Stored data:
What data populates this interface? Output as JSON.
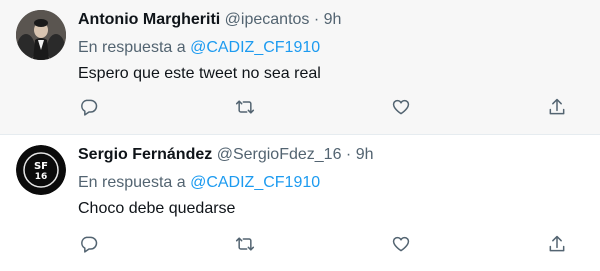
{
  "tweets": [
    {
      "name": "Antonio Margheriti",
      "handle": "@ipecantos",
      "separator": "·",
      "time": "9h",
      "reply_prefix": "En respuesta a",
      "reply_mention": "@CADIZ_CF1910",
      "text": "Espero que este tweet no sea real"
    },
    {
      "name": "Sergio Fernández",
      "handle": "@SergioFdez_16",
      "separator": "·",
      "time": "9h",
      "reply_prefix": "En respuesta a",
      "reply_mention": "@CADIZ_CF1910",
      "text": "Choco debe quedarse",
      "avatar_text_top": "SF",
      "avatar_text_bottom": "16"
    }
  ],
  "colors": {
    "accent": "#1d9bf0",
    "muted": "#536471",
    "highlight_bg": "#f7f7f7"
  },
  "icons": [
    "reply-icon",
    "retweet-icon",
    "like-icon",
    "share-icon"
  ]
}
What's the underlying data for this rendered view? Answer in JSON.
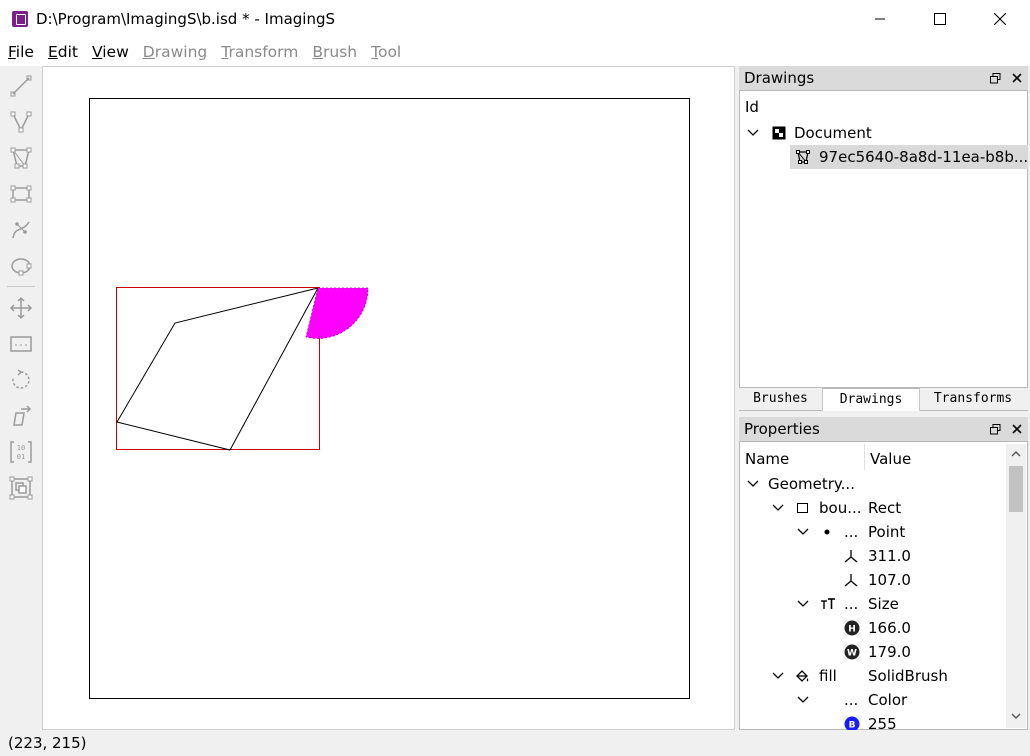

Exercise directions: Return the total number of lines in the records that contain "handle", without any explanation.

Written solution: 2